Create multiple types of charts for the same data, so you can see how well each type shows the relationship or trend you are trying highlight.

Calculating Data with Functions

Excel lets you enter a basic mathematical equation. For example, if column A is quantity and column B lists the unit price, you could find the total cost by just entering “=A1*B1” in the next cell. Functions in Excel go a step further than basic math. They are predefined formulas that perform more complex mathematical, statistical, or logical calculations. These functions help eliminate a lot of tedious calculations. You can manually type out a function, but the easiest way is to click on the Function (fx) symbol on the left side of the Formula Bar to open the Function Arguments window, which guides you through the process of selecting a function, identifying each of the factors needed, and writing the function in the correct syntax.
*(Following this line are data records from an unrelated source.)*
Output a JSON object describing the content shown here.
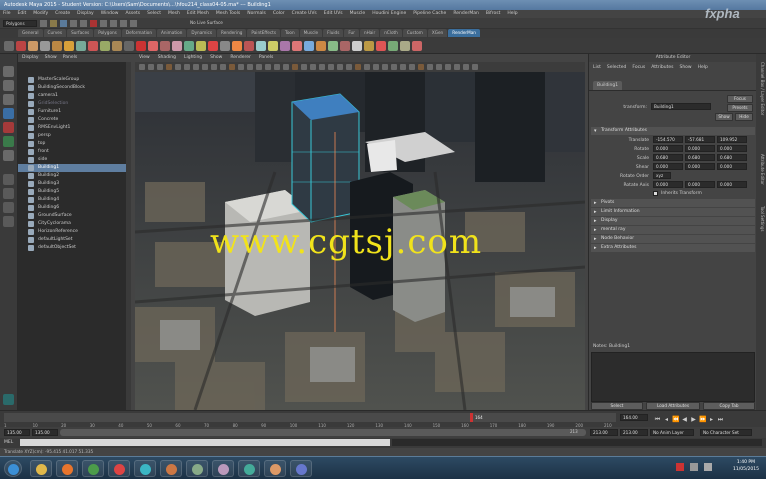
{
  "window": {
    "title": "Autodesk Maya 2015 - Student Version: C:\\Users\\Sam\\Documents\\...\\hfou214_class04-05.ma* --- Building1"
  },
  "menubar": [
    "File",
    "Edit",
    "Modify",
    "Create",
    "Display",
    "Window",
    "Assets",
    "Select",
    "Mesh",
    "Edit Mesh",
    "Mesh Tools",
    "Normals",
    "Color",
    "Create UVs",
    "Edit UVs",
    "Muscle",
    "Houdini Engine",
    "Pipeline Cache",
    "RenderMan",
    "Bifrost",
    "Help"
  ],
  "status": {
    "mode": "Polygons",
    "symmetry": "No Live Surface"
  },
  "shelf_tabs": [
    "General",
    "Curves",
    "Surfaces",
    "Polygons",
    "Deformation",
    "Animation",
    "Dynamics",
    "Rendering",
    "PaintEffects",
    "Toon",
    "Muscle",
    "Fluids",
    "Fur",
    "nHair",
    "nCloth",
    "Custom",
    "XGen",
    "RenderMan"
  ],
  "shelf_active": "RenderMan",
  "outliner": {
    "menu": [
      "Display",
      "Show",
      "Panels"
    ],
    "items": [
      {
        "label": "MasterScaleGroup",
        "state": "normal"
      },
      {
        "label": "BuildingSecondBlock",
        "state": "normal"
      },
      {
        "label": "camera1",
        "state": "normal"
      },
      {
        "label": "GridSelection",
        "state": "dim"
      },
      {
        "label": "Furniture1",
        "state": "normal"
      },
      {
        "label": "Concrete",
        "state": "normal"
      },
      {
        "label": "RMSEnvLight1",
        "state": "normal"
      },
      {
        "label": "persp",
        "state": "normal"
      },
      {
        "label": "top",
        "state": "normal"
      },
      {
        "label": "front",
        "state": "normal"
      },
      {
        "label": "side",
        "state": "normal"
      },
      {
        "label": "Building1",
        "state": "selected"
      },
      {
        "label": "Building2",
        "state": "normal"
      },
      {
        "label": "Building3",
        "state": "normal"
      },
      {
        "label": "Building5",
        "state": "normal"
      },
      {
        "label": "Building4",
        "state": "normal"
      },
      {
        "label": "Building6",
        "state": "normal"
      },
      {
        "label": "GroundSurface",
        "state": "normal"
      },
      {
        "label": "CityCyclorama",
        "state": "normal"
      },
      {
        "label": "HorizonReference",
        "state": "normal"
      },
      {
        "label": "defaultLightSet",
        "state": "normal"
      },
      {
        "label": "defaultObjectSet",
        "state": "normal"
      }
    ]
  },
  "viewport": {
    "menu": [
      "View",
      "Shading",
      "Lighting",
      "Show",
      "Renderer",
      "Panels"
    ]
  },
  "watermark": "www.cgtsj.com",
  "logo": "fxpha",
  "attribute_editor": {
    "header": "Attribute Editor",
    "menu": [
      "List",
      "Selected",
      "Focus",
      "Attributes",
      "Show",
      "Help"
    ],
    "tab": "Building1",
    "transform_label": "transform:",
    "transform_value": "Building1",
    "buttons": {
      "focus": "Focus",
      "presets": "Presets",
      "show": "Show",
      "hide": "Hide"
    },
    "sections": {
      "transform_attrs": "Transform Attributes",
      "pivots": "Pivots",
      "limit": "Limit Information",
      "display": "Display",
      "mental_ray": "mental ray",
      "node_behavior": "Node Behavior",
      "extra": "Extra Attributes"
    },
    "translate": {
      "label": "Translate",
      "x": "-154.570",
      "y": "-57.681",
      "z": "109.952"
    },
    "rotate": {
      "label": "Rotate",
      "x": "0.000",
      "y": "0.000",
      "z": "0.000"
    },
    "scale": {
      "label": "Scale",
      "x": "0.680",
      "y": "0.680",
      "z": "0.680"
    },
    "shear": {
      "label": "Shear",
      "x": "0.000",
      "y": "0.000",
      "z": "0.000"
    },
    "rotate_order": {
      "label": "Rotate Order",
      "value": "xyz"
    },
    "rotate_axis": {
      "label": "Rotate Axis",
      "x": "0.000",
      "y": "0.000",
      "z": "0.000"
    },
    "inherits": "Inherits Transform",
    "notes_label": "Notes: Building1",
    "bottom": {
      "select": "Select",
      "load": "Load Attributes",
      "copy": "Copy Tab"
    }
  },
  "side_tabs": [
    "Channel Box / Layer Editor",
    "Attribute Editor",
    "Tool Settings"
  ],
  "timeline": {
    "ticks": [
      "1",
      "10",
      "20",
      "30",
      "40",
      "50",
      "60",
      "70",
      "80",
      "90",
      "100",
      "110",
      "120",
      "130",
      "140",
      "150",
      "160",
      "170",
      "180",
      "190",
      "200",
      "210"
    ],
    "current": "164",
    "end_field": "164.00"
  },
  "range": {
    "start": "135.00",
    "start2": "135.00",
    "handle_end": "213",
    "end": "213.00",
    "end2": "213.00",
    "anim_layer": "No Anim Layer",
    "char_set": "No Character Set"
  },
  "mel_label": "MEL",
  "help_line": "Translate XYZ(cm): -95.415  41.017  51.335",
  "clock": {
    "time": "1:40 PM",
    "date": "11/05/2015"
  }
}
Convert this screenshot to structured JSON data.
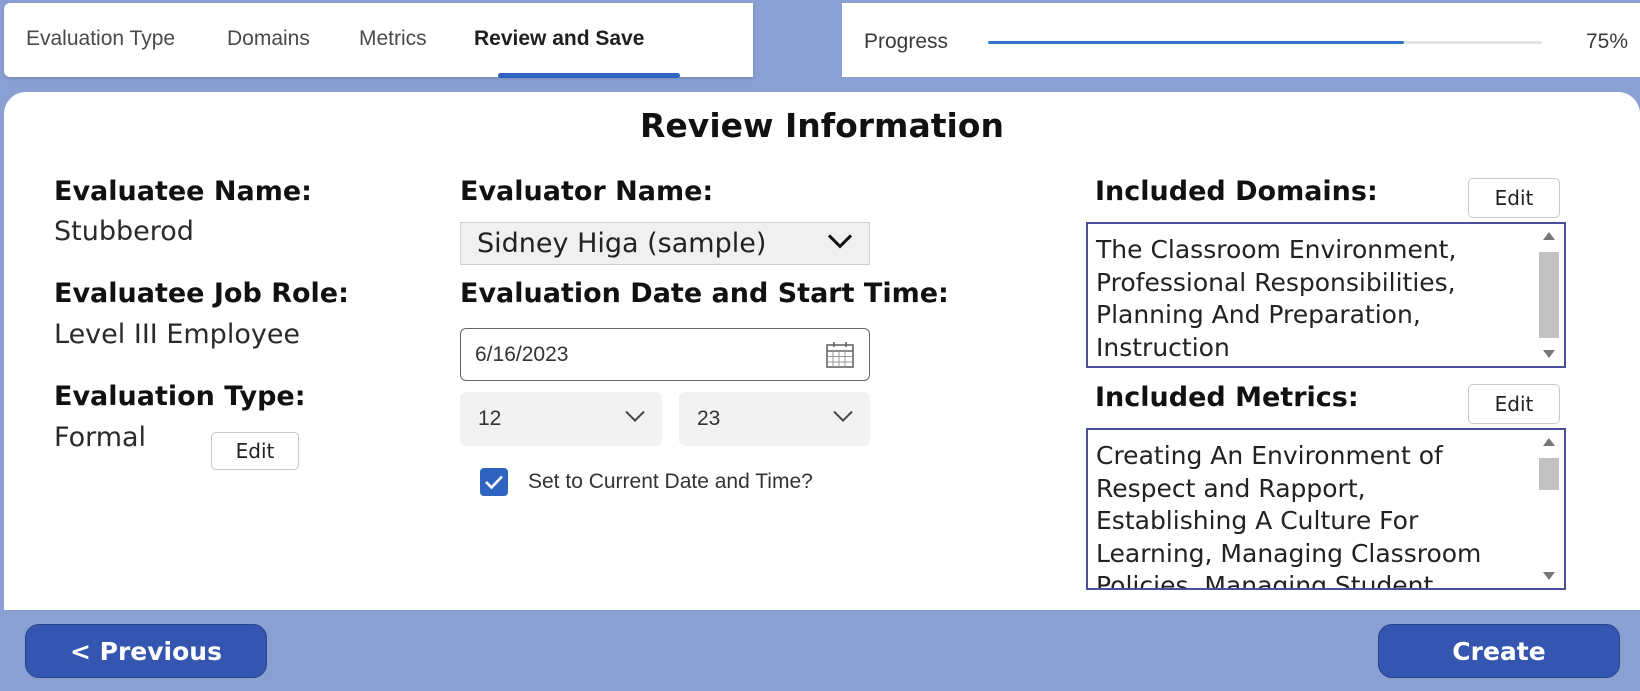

Here are some of the most popular Excel functions:


The SUM function adds the values in multiple cells. For example, if you are tracking the number of people who attended each training class, you could use SUM to find the total number of people who attended training throughout the semester. When using SUM, you can highlight a range of consecutive cells across rows or columns to add together, or press CRTL/CMD and select non-consecutive cells individually. The Autosum button (Σ) will automatically add all the numbers in a row or column (depending on where you place it). Be aware that Autosum can be tripped up by blank cells, so be sure to validate the range it selects.


The Count function counts how many cells within a range have a number in them. For example, a business tracks the total order amount for each customer for each day of the month. You could use Count to see how many orders were received that month by counting how many cells had a sales amount listed.

There are several variations of the COUNT function:

  • Count only the cells with a specific value.
  • Count cells that have text in them (rather than numbers) using COUNTA.
  • Count only cells that meet specific criteria using COUNTIF.


VLOOKUP is a powerful function that lets you search for something specific in a spreadsheet, and gives you some other piece of information in the same row. For example, you have a list of usernames and you want to determine their major by looking it up in the master list of enrolled students. This is especially helpful when you have a large reference spreadsheet, and then have a long list of data for which you need to look up information. It would take a long time to look them up individually, and the risk of making an error when transferring the data is high. The syntax of VLOOKUP is a little complicated. But it has four basic parts: what to look for, where to look for it, what info it should give you back, and whether it should look for an exact or approximate match.


The IF function is extremely useful when you need to automate decision-making. It will return one value if the condition is true, and a different value if the condition is false. It seems simple enough, but is so much faster than looking through all the rows manually. For example, a sales company wants to give their employees a bonus if they made over $50,000 in a quarter. You add up their sales and create a column where IF will indicate that they should get a bonus only if their total sales exceed $50,000.


There are many resources to help enhance your Excel skills. Microsoft’s Excel Support site covers all the bases, with articles and videos on just about any topic you can think of. You can also take advantage of Linkedin Learning and take courses like Excel Essential Training and Excel: Advanced Formula and Functions. There are loads of other courses you can explore that teach you about specific functions or quick tips.  

If you want in-person help with Excel, don’t be afraid to reach out to our Tech Ambassadors for an in-person presentation. They’re students who have learned all the ins and outs of tech and are here to help you achieve your goals. You can also contact the Technology Help Desk with thorny questions

--By Vivian Zauhar, PITT IT Student Blogger